** Opening Dataset excerpts block **

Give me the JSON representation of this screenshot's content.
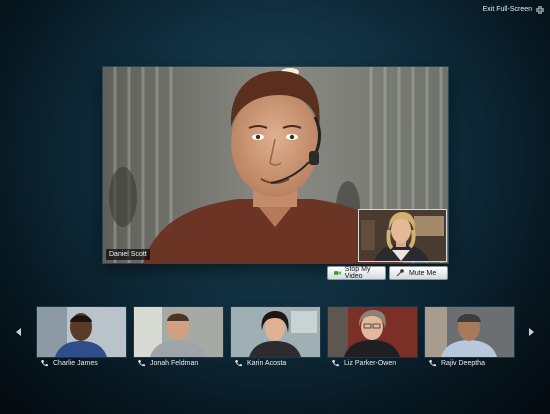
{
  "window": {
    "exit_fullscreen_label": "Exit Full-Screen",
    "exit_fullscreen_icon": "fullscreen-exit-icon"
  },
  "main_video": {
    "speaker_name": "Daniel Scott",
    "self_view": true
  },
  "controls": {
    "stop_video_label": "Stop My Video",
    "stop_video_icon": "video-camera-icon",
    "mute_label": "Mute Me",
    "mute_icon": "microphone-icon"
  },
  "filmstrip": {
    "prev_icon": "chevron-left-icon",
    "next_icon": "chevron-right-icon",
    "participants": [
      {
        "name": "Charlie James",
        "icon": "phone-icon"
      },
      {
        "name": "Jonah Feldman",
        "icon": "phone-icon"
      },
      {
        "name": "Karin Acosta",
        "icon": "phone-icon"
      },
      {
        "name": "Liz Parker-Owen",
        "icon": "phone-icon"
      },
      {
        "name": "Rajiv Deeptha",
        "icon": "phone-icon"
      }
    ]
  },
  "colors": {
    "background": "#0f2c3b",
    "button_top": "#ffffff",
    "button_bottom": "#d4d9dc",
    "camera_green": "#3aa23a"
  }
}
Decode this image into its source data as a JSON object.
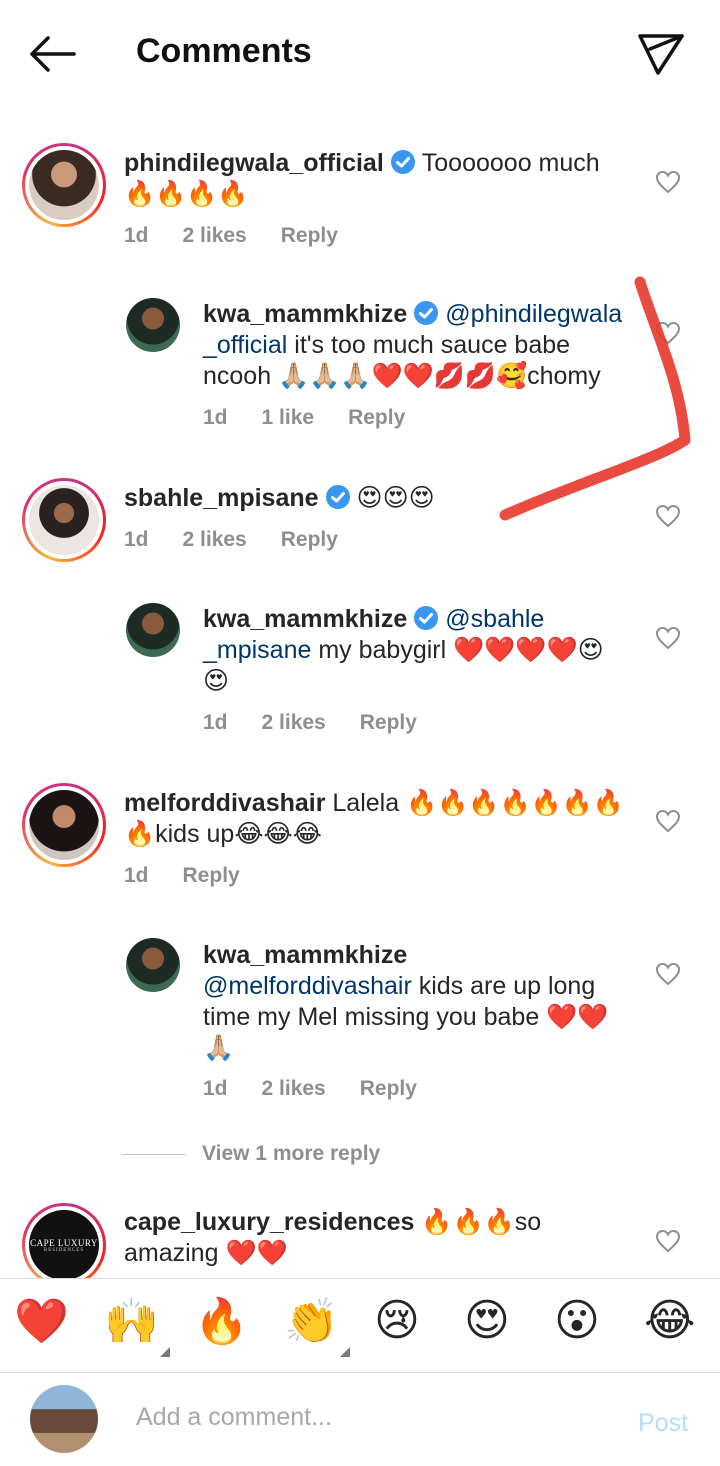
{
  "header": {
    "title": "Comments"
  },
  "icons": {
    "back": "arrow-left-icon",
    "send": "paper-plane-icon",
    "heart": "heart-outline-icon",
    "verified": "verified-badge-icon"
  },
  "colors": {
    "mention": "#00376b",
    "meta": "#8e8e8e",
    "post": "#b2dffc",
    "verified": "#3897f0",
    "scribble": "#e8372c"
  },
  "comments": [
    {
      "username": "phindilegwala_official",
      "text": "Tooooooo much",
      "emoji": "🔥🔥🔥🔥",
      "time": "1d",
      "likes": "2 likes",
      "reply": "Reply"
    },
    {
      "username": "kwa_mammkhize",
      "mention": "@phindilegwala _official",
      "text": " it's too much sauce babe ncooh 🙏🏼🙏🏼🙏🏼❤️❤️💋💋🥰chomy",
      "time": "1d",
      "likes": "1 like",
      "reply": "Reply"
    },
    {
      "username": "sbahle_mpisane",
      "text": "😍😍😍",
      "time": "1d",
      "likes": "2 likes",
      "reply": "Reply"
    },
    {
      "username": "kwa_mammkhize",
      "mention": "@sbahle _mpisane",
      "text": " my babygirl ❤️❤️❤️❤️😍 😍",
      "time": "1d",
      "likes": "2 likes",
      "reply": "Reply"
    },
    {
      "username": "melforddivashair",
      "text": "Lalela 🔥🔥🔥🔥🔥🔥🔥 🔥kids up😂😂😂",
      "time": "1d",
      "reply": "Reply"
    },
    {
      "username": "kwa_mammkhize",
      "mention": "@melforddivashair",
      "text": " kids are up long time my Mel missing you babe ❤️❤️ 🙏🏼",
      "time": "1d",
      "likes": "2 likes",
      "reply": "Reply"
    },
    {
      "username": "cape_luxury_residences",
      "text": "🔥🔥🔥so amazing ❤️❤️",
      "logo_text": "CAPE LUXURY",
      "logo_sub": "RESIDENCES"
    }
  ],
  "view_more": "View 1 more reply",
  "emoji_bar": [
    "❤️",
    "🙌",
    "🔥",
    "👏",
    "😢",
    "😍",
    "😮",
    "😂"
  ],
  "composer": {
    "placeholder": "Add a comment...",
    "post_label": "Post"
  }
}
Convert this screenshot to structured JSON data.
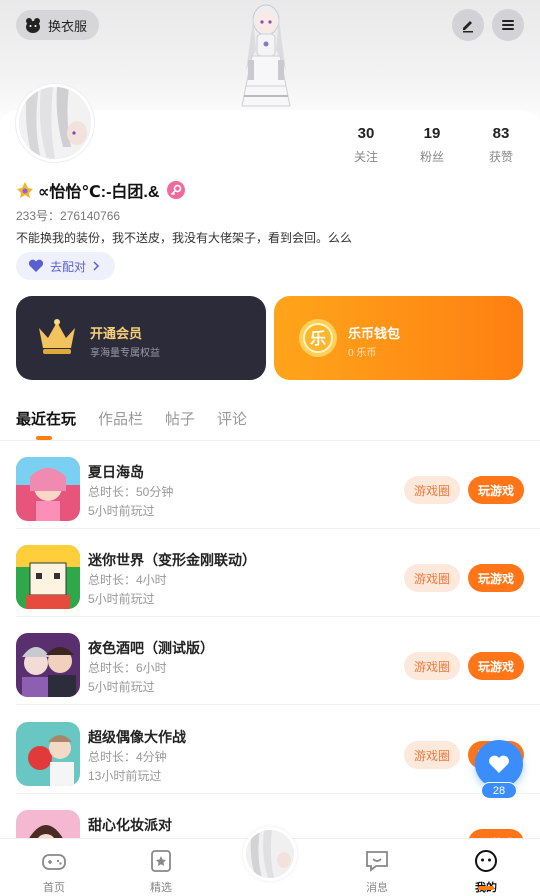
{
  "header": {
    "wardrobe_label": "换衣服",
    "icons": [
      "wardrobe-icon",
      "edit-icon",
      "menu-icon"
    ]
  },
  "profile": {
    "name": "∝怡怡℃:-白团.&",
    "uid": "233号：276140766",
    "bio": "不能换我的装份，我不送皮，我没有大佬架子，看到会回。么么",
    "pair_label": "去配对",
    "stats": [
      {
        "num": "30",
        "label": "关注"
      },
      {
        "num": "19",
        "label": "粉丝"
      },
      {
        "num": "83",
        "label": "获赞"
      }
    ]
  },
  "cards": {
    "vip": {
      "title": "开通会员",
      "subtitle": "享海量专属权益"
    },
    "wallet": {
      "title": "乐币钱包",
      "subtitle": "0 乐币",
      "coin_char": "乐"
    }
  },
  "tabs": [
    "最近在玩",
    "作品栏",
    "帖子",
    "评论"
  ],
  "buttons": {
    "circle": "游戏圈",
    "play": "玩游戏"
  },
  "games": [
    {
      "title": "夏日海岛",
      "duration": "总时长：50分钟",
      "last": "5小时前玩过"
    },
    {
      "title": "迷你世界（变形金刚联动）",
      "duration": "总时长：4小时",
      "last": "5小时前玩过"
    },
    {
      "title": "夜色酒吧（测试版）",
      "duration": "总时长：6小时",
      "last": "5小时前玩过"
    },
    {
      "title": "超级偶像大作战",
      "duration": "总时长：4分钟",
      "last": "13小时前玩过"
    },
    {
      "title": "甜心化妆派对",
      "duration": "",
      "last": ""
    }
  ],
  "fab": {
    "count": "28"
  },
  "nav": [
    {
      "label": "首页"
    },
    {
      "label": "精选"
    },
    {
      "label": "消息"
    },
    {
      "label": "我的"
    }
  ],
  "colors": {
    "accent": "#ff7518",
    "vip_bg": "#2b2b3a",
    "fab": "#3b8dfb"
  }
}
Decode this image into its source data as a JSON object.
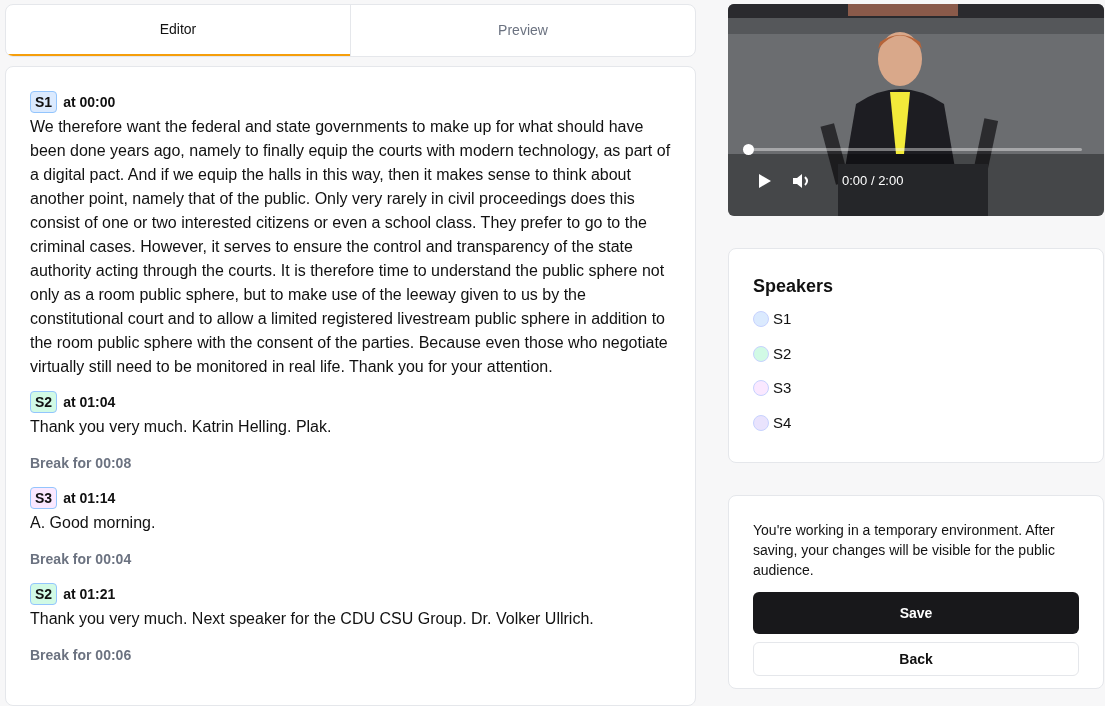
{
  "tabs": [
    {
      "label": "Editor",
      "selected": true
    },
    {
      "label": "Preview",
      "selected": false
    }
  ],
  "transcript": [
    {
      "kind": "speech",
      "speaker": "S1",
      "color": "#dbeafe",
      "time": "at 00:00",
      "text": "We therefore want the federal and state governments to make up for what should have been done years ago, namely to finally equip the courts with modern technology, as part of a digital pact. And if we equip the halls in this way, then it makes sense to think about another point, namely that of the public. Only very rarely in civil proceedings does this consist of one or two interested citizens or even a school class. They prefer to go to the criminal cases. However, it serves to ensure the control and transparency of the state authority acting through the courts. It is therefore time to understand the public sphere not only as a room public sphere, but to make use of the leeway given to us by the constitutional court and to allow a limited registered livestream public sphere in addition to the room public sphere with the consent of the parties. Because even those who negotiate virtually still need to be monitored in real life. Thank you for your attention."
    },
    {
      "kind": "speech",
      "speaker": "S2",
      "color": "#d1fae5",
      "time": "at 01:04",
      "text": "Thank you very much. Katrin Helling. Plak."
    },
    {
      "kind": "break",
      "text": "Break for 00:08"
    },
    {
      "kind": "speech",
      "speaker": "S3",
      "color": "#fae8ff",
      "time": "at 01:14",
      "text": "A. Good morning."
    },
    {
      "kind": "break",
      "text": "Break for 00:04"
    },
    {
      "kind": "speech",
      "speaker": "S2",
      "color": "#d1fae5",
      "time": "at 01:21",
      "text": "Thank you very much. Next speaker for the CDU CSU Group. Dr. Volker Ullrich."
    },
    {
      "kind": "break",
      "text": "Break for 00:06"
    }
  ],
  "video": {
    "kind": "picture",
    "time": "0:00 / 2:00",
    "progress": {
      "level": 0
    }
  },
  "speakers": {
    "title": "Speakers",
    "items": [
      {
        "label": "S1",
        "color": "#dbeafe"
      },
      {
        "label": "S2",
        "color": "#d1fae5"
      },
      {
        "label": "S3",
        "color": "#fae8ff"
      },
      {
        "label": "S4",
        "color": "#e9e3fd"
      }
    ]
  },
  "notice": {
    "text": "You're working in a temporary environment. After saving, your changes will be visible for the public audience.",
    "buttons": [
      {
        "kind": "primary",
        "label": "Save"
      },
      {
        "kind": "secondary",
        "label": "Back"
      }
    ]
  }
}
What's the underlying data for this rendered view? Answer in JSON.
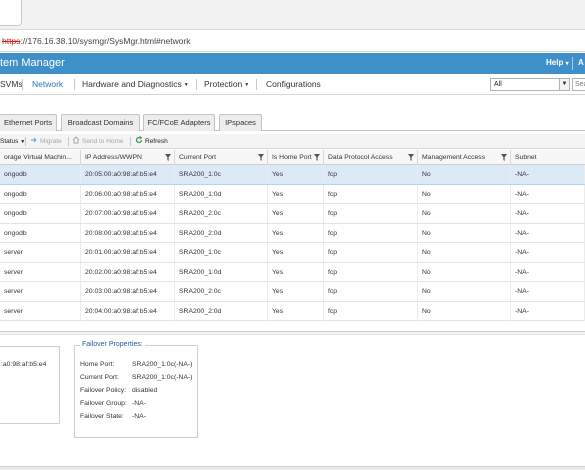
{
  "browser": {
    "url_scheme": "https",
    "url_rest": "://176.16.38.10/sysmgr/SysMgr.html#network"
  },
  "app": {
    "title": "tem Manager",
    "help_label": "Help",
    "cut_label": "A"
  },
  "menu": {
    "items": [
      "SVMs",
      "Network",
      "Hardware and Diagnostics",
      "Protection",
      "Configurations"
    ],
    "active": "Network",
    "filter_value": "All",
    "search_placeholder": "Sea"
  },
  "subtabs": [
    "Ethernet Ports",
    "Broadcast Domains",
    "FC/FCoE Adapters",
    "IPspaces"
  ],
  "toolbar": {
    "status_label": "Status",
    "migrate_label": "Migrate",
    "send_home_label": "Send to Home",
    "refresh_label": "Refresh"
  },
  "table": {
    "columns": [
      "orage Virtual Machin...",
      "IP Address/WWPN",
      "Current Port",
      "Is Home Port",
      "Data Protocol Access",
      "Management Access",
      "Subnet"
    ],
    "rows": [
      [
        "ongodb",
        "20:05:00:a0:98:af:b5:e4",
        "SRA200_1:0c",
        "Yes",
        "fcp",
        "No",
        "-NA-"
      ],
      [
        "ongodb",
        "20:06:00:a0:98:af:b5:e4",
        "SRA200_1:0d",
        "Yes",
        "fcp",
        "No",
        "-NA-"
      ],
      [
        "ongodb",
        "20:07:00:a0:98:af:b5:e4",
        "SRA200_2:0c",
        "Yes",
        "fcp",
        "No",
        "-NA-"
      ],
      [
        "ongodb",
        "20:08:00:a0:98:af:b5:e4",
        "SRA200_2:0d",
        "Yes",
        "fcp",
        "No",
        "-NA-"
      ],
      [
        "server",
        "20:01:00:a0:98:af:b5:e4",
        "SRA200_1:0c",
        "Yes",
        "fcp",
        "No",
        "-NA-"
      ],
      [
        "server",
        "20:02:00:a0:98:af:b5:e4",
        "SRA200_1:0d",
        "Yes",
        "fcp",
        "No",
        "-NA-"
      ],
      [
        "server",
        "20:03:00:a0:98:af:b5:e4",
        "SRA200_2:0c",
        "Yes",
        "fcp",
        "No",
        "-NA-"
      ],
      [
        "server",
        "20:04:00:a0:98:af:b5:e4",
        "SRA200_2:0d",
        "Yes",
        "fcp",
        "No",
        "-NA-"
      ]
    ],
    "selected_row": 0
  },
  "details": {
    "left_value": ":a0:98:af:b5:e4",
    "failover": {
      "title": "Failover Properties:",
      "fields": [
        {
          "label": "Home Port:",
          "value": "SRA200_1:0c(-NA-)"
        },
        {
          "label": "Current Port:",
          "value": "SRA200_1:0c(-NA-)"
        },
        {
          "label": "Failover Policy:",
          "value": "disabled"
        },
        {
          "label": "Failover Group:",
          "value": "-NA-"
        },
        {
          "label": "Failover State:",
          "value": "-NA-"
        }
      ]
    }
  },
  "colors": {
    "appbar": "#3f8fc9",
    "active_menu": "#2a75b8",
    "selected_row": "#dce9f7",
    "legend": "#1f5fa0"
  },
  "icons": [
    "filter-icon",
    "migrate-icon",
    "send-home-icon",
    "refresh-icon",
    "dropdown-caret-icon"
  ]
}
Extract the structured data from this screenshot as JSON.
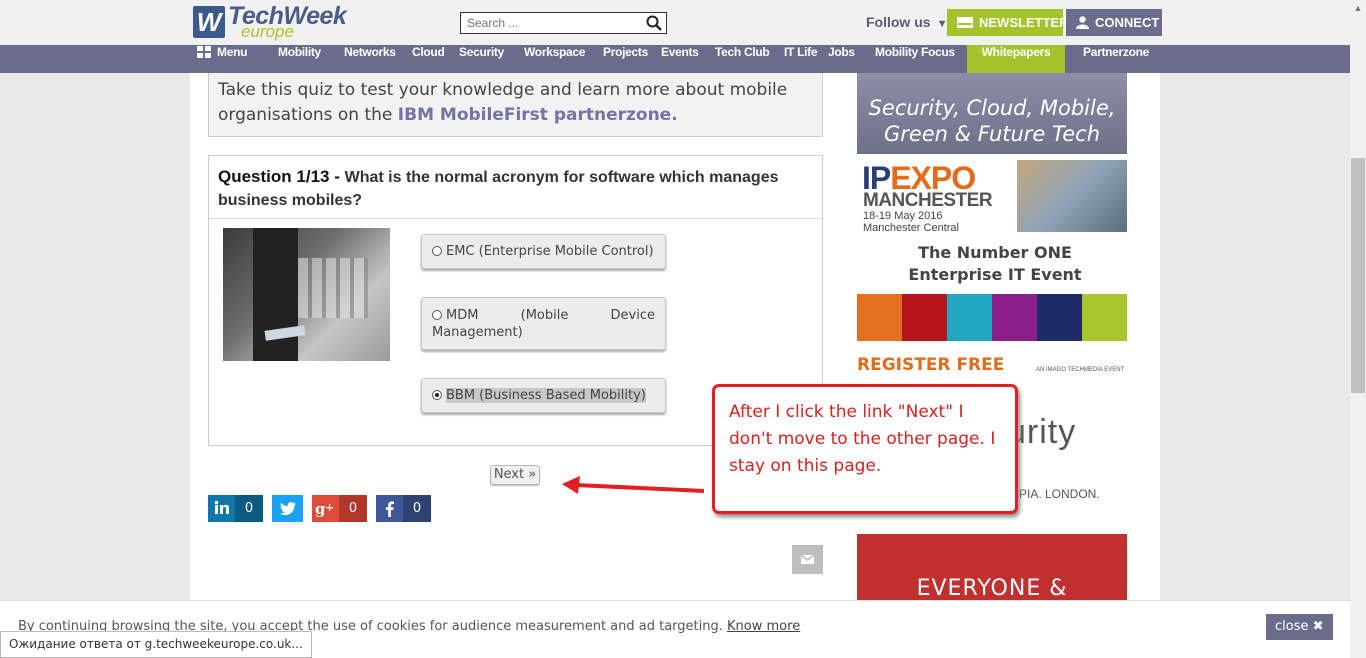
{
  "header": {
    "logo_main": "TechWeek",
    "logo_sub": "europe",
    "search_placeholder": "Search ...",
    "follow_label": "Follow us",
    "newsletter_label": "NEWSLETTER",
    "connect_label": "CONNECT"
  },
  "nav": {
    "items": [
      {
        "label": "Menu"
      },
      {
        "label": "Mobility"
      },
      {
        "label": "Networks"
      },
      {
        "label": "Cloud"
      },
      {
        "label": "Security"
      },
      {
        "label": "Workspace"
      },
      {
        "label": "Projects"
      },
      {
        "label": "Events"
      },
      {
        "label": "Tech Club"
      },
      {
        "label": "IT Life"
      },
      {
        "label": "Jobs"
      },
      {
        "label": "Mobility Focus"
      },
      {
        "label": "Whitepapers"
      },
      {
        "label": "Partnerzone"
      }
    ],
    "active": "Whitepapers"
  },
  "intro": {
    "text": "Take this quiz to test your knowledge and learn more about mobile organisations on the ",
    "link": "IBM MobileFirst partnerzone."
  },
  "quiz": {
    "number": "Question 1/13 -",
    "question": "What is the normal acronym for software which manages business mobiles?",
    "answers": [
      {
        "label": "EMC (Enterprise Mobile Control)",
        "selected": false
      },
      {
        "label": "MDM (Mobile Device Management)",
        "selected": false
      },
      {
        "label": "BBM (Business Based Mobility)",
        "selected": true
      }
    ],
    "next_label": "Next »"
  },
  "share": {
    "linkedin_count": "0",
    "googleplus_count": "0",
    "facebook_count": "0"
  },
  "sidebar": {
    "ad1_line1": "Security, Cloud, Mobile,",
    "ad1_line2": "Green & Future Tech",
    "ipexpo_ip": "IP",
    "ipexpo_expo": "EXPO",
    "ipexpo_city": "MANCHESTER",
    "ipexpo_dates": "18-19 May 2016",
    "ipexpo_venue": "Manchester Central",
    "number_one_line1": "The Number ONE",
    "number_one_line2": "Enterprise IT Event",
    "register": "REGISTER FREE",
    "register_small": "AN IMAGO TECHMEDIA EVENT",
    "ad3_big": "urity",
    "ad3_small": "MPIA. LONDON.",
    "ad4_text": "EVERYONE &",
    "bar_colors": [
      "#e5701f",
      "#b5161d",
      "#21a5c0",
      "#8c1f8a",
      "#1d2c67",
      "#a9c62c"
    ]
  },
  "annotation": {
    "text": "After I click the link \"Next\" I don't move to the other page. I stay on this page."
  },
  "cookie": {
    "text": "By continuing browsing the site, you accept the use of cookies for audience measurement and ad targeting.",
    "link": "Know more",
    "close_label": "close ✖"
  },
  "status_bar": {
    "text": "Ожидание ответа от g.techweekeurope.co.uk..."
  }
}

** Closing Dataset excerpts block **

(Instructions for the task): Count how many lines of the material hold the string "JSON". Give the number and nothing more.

(Solution): 6